======== Material provided
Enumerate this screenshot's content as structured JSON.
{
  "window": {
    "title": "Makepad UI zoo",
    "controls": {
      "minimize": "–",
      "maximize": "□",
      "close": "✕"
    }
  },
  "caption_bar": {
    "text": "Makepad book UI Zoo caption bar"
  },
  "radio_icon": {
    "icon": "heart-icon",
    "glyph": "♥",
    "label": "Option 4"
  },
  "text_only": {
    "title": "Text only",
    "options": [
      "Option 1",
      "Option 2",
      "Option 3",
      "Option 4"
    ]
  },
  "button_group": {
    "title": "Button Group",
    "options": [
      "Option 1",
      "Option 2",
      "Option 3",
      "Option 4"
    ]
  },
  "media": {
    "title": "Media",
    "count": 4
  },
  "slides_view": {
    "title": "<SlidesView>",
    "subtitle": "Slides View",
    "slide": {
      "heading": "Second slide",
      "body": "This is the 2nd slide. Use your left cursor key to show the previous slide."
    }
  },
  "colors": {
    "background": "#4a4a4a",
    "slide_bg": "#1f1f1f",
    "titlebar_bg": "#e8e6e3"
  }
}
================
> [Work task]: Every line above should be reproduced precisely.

> [Response]:
Enumerate this screenshot's content as structured JSON.
{
  "window": {
    "title": "Makepad UI zoo",
    "controls": {
      "minimize": "–",
      "maximize": "□",
      "close": "✕"
    }
  },
  "caption_bar": {
    "text": "Makepad book UI Zoo caption bar"
  },
  "radio_icon": {
    "icon": "heart-icon",
    "glyph": "♥",
    "label": "Option 4"
  },
  "text_only": {
    "title": "Text only",
    "options": [
      "Option 1",
      "Option 2",
      "Option 3",
      "Option 4"
    ]
  },
  "button_group": {
    "title": "Button Group",
    "options": [
      "Option 1",
      "Option 2",
      "Option 3",
      "Option 4"
    ]
  },
  "media": {
    "title": "Media",
    "count": 4
  },
  "slides_view": {
    "title": "<SlidesView>",
    "subtitle": "Slides View",
    "slide": {
      "heading": "Second slide",
      "body": "This is the 2nd slide. Use your left cursor key to show the previous slide."
    }
  },
  "colors": {
    "background": "#4a4a4a",
    "slide_bg": "#1f1f1f",
    "titlebar_bg": "#e8e6e3"
  }
}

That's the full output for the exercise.